EXERCISE GOAL: Would you repeat the listing below exactly, with no pictures in it?

=== Begin Enclosure ===

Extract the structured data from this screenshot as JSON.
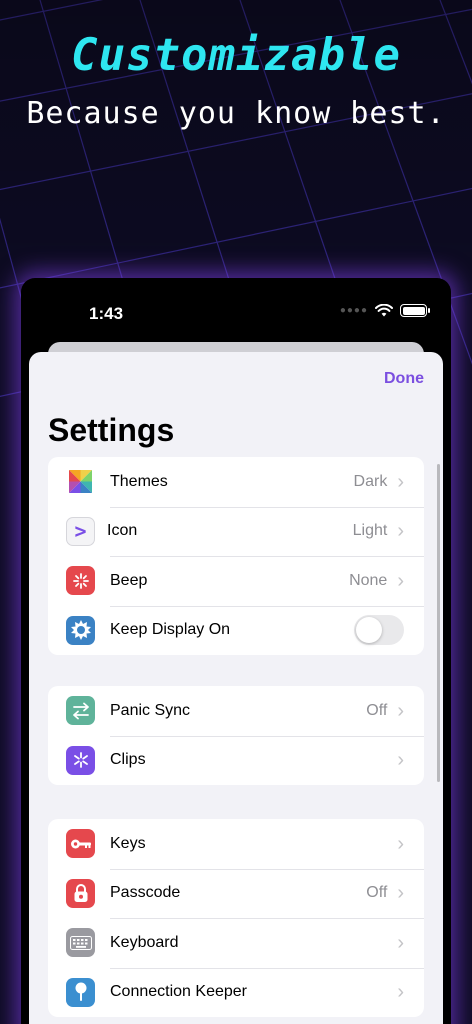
{
  "hero": {
    "title": "Customizable",
    "subtitle": "Because you know best."
  },
  "status_bar": {
    "time": "1:43",
    "signal_icon": "signal-dots-icon",
    "wifi_icon": "wifi-icon",
    "battery_icon": "battery-icon"
  },
  "sheet": {
    "done_label": "Done",
    "title": "Settings"
  },
  "groups": [
    {
      "rows": [
        {
          "label": "Themes",
          "value": "Dark",
          "icon": "themes-icon",
          "icon_color": "#ffffff"
        },
        {
          "label": "Icon",
          "value": "Light",
          "icon": "app-icon",
          "icon_color": "#f4f4f6"
        },
        {
          "label": "Beep",
          "value": "None",
          "icon": "beep-icon",
          "icon_color": "#e5484d"
        },
        {
          "label": "Keep Display On",
          "toggle_on": false,
          "icon": "display-icon",
          "icon_color": "#3b82c4"
        }
      ]
    },
    {
      "rows": [
        {
          "label": "Panic Sync",
          "value": "Off",
          "icon": "sync-icon",
          "icon_color": "#5fb39a"
        },
        {
          "label": "Clips",
          "value": "",
          "icon": "clips-icon",
          "icon_color": "#7a4fe6"
        }
      ]
    },
    {
      "rows": [
        {
          "label": "Keys",
          "value": "",
          "icon": "key-icon",
          "icon_color": "#e5484d"
        },
        {
          "label": "Passcode",
          "value": "Off",
          "icon": "lock-icon",
          "icon_color": "#e5484d"
        },
        {
          "label": "Keyboard",
          "value": "",
          "icon": "keyboard-icon",
          "icon_color": "#9a9aa0"
        },
        {
          "label": "Connection Keeper",
          "value": "",
          "icon": "pin-icon",
          "icon_color": "#3b8fd0"
        }
      ]
    }
  ],
  "colors": {
    "accent": "#7b4fe0",
    "hero_title": "#2ee6f0",
    "background": "#0d0b22",
    "glow": "#8c46ff"
  }
}
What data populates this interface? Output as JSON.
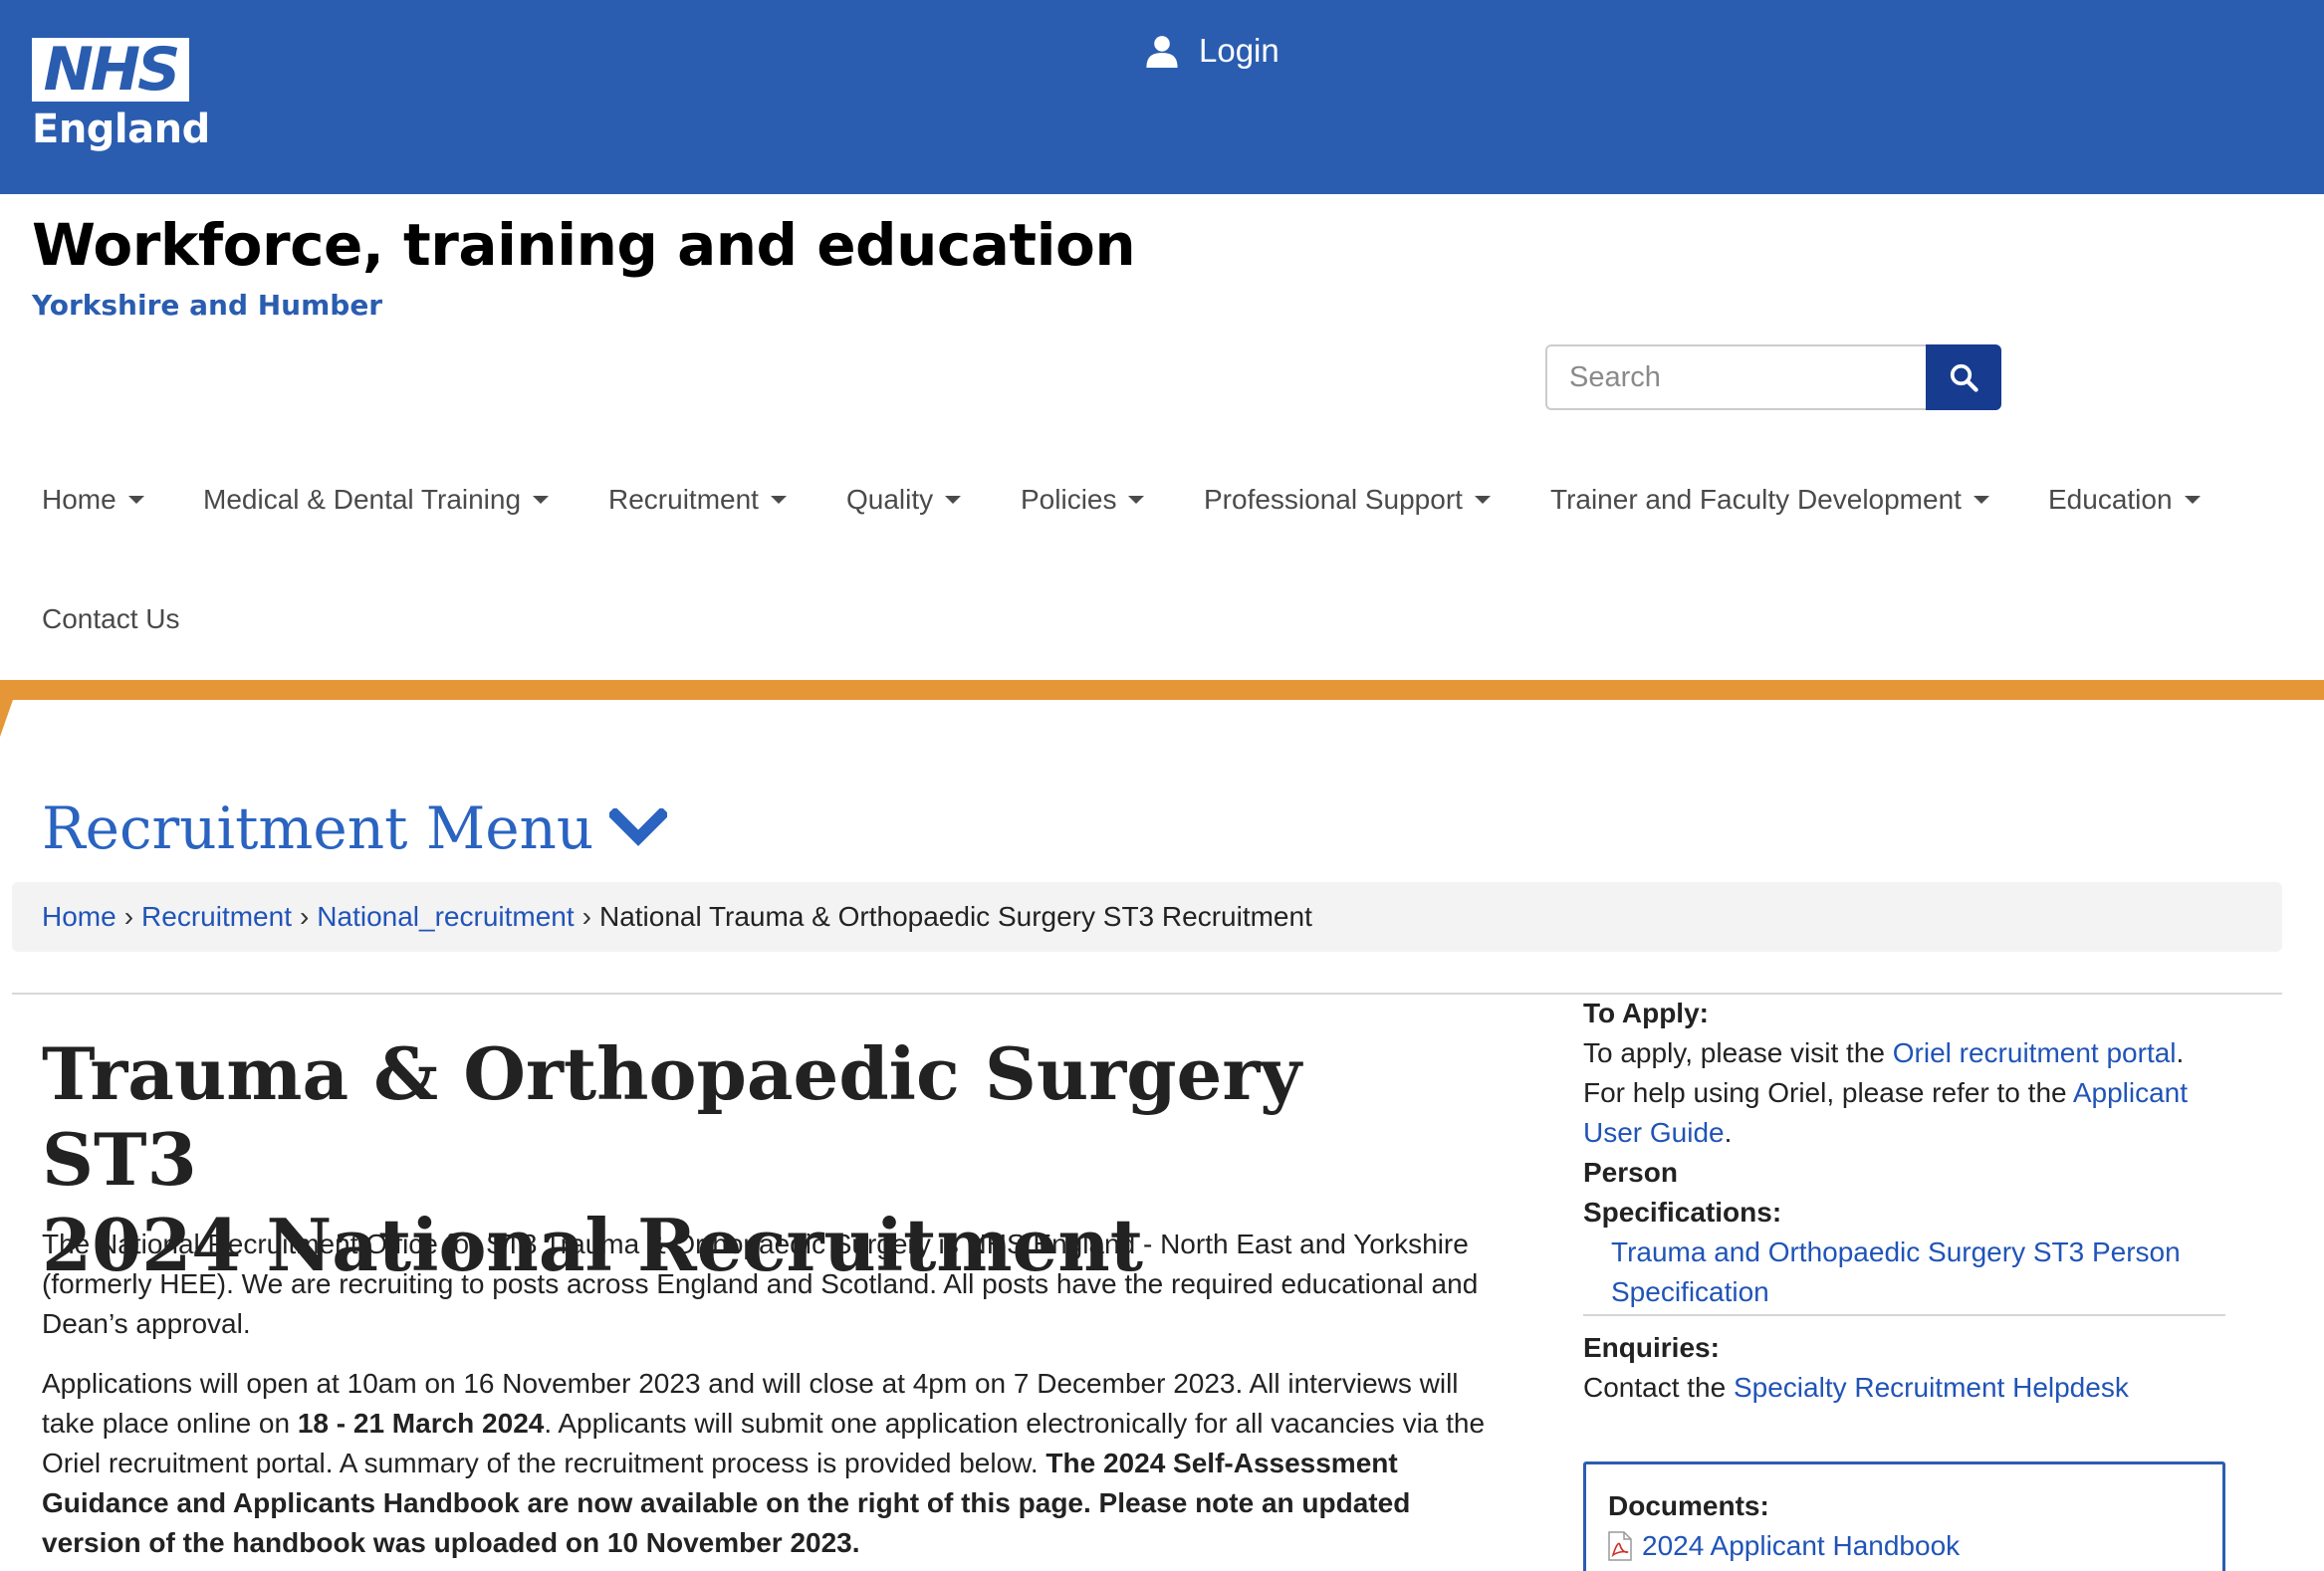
{
  "header": {
    "logo_top": "NHS",
    "logo_bottom": "England",
    "login_label": "Login",
    "site_title": "Workforce, training and education",
    "site_subtitle": "Yorkshire and Humber",
    "brand_color": "#2a5db0"
  },
  "search": {
    "placeholder": "Search"
  },
  "nav": {
    "items": [
      {
        "label": "Home"
      },
      {
        "label": "Medical & Dental Training"
      },
      {
        "label": "Recruitment"
      },
      {
        "label": "Quality"
      },
      {
        "label": "Policies"
      },
      {
        "label": "Professional Support"
      },
      {
        "label": "Trainer and Faculty Development"
      },
      {
        "label": "Education"
      },
      {
        "label": "Contact Us"
      }
    ],
    "accent_color": "#e59636"
  },
  "recruitment_menu": {
    "label": "Recruitment Menu"
  },
  "breadcrumb": {
    "items": [
      "Home",
      "Recruitment",
      "National_recruitment"
    ],
    "current": "National Trauma & Orthopaedic Surgery ST3 Recruitment",
    "separator": "›"
  },
  "main": {
    "title_line1": "Trauma & Orthopaedic Surgery ST3",
    "title_line2": "2024 National Recruitment",
    "p1": "The National Recruitment Office for ST3 Trauma & Orthopaedic Surgery is NHS England - North East and Yorkshire (formerly HEE). We are recruiting to posts across England and Scotland. All posts have the required educational and Dean’s approval.",
    "p2_a": "Applications will open at 10am on 16 November 2023 and will close at 4pm on 7 December 2023.  All interviews will take place online on ",
    "p2_b": "18 - 21 March 2024",
    "p2_c": ".  Applicants will submit one application electronically for all vacancies via the Oriel recruitment portal. A summary of the recruitment process is provided below. ",
    "p2_d": "The 2024 Self-Assessment Guidance and Applicants Handbook are now available on the right of this page. Please note an updated version of the handbook was uploaded on 10 November 2023."
  },
  "sidebar": {
    "apply_label": "To Apply:",
    "apply_text1": "To apply, please visit the ",
    "apply_link1": "Oriel recruitment portal",
    "apply_text2": ".",
    "apply_text3": "For help using Oriel, please refer to the ",
    "apply_link2": "Applicant User Guide",
    "apply_text4": ".",
    "person_label_1": "Person",
    "person_label_2": "Specifications:",
    "person_link": "Trauma and Orthopaedic Surgery ST3 Person Specification",
    "enquiries_label": "Enquiries:",
    "enquiries_text": "Contact the ",
    "enquiries_link": "Specialty Recruitment Helpdesk",
    "documents_label": "Documents:",
    "document_1": "2024 Applicant Handbook"
  }
}
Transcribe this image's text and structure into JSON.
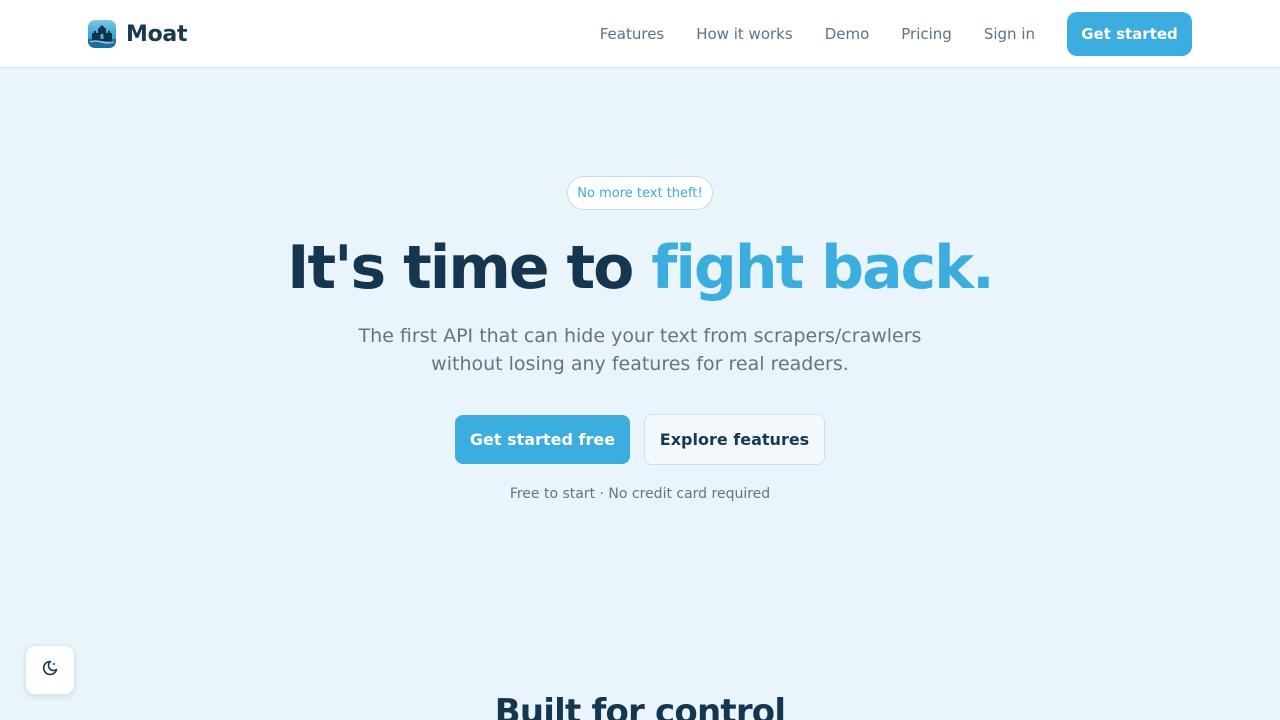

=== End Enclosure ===

ANSWER SPACE:
Extract the structured data from this screenshot as JSON.
{
  "hero": {
    "title": "Customizable",
    "subtitle": "Because you know best."
  },
  "status_bar": {
    "time": "1:43",
    "signal_icon": "signal-dots-icon",
    "wifi_icon": "wifi-icon",
    "battery_icon": "battery-icon"
  },
  "sheet": {
    "done_label": "Done",
    "title": "Settings"
  },
  "groups": [
    {
      "rows": [
        {
          "label": "Themes",
          "value": "Dark",
          "icon": "themes-icon",
          "icon_color": "#ffffff"
        },
        {
          "label": "Icon",
          "value": "Light",
          "icon": "app-icon",
          "icon_color": "#f4f4f6"
        },
        {
          "label": "Beep",
          "value": "None",
          "icon": "beep-icon",
          "icon_color": "#e5484d"
        },
        {
          "label": "Keep Display On",
          "toggle_on": false,
          "icon": "display-icon",
          "icon_color": "#3b82c4"
        }
      ]
    },
    {
      "rows": [
        {
          "label": "Panic Sync",
          "value": "Off",
          "icon": "sync-icon",
          "icon_color": "#5fb39a"
        },
        {
          "label": "Clips",
          "value": "",
          "icon": "clips-icon",
          "icon_color": "#7a4fe6"
        }
      ]
    },
    {
      "rows": [
        {
          "label": "Keys",
          "value": "",
          "icon": "key-icon",
          "icon_color": "#e5484d"
        },
        {
          "label": "Passcode",
          "value": "Off",
          "icon": "lock-icon",
          "icon_color": "#e5484d"
        },
        {
          "label": "Keyboard",
          "value": "",
          "icon": "keyboard-icon",
          "icon_color": "#9a9aa0"
        },
        {
          "label": "Connection Keeper",
          "value": "",
          "icon": "pin-icon",
          "icon_color": "#3b8fd0"
        }
      ]
    }
  ],
  "colors": {
    "accent": "#7b4fe0",
    "hero_title": "#2ee6f0",
    "background": "#0d0b22",
    "glow": "#8c46ff"
  }
}
What data populates this interface? Output as JSON.
{
  "header": {
    "logo_top": "NHS",
    "logo_bottom": "England",
    "login_label": "Login",
    "site_title": "Workforce, training and education",
    "site_subtitle": "Yorkshire and Humber",
    "brand_color": "#2a5db0"
  },
  "search": {
    "placeholder": "Search"
  },
  "nav": {
    "items": [
      {
        "label": "Home"
      },
      {
        "label": "Medical & Dental Training"
      },
      {
        "label": "Recruitment"
      },
      {
        "label": "Quality"
      },
      {
        "label": "Policies"
      },
      {
        "label": "Professional Support"
      },
      {
        "label": "Trainer and Faculty Development"
      },
      {
        "label": "Education"
      },
      {
        "label": "Contact Us"
      }
    ],
    "accent_color": "#e59636"
  },
  "recruitment_menu": {
    "label": "Recruitment Menu"
  },
  "breadcrumb": {
    "items": [
      "Home",
      "Recruitment",
      "National_recruitment"
    ],
    "current": "National Trauma & Orthopaedic Surgery ST3 Recruitment",
    "separator": "›"
  },
  "main": {
    "title_line1": "Trauma & Orthopaedic Surgery ST3",
    "title_line2": "2024 National Recruitment",
    "p1": "The National Recruitment Office for ST3 Trauma & Orthopaedic Surgery is NHS England - North East and Yorkshire (formerly HEE). We are recruiting to posts across England and Scotland. All posts have the required educational and Dean’s approval.",
    "p2_a": "Applications will open at 10am on 16 November 2023 and will close at 4pm on 7 December 2023.  All interviews will take place online on ",
    "p2_b": "18 - 21 March 2024",
    "p2_c": ".  Applicants will submit one application electronically for all vacancies via the Oriel recruitment portal. A summary of the recruitment process is provided below. ",
    "p2_d": "The 2024 Self-Assessment Guidance and Applicants Handbook are now available on the right of this page. Please note an updated version of the handbook was uploaded on 10 November 2023."
  },
  "sidebar": {
    "apply_label": "To Apply:",
    "apply_text1": "To apply, please visit the ",
    "apply_link1": "Oriel recruitment portal",
    "apply_text2": ".",
    "apply_text3": "For help using Oriel, please refer to the ",
    "apply_link2": "Applicant User Guide",
    "apply_text4": ".",
    "person_label_1": "Person",
    "person_label_2": "Specifications:",
    "person_link": "Trauma and Orthopaedic Surgery ST3 Person Specification",
    "enquiries_label": "Enquiries:",
    "enquiries_text": "Contact the ",
    "enquiries_link": "Specialty Recruitment Helpdesk",
    "documents_label": "Documents:",
    "document_1": "2024 Applicant Handbook"
  }
}
Transcribe this image's text and structure into JSON.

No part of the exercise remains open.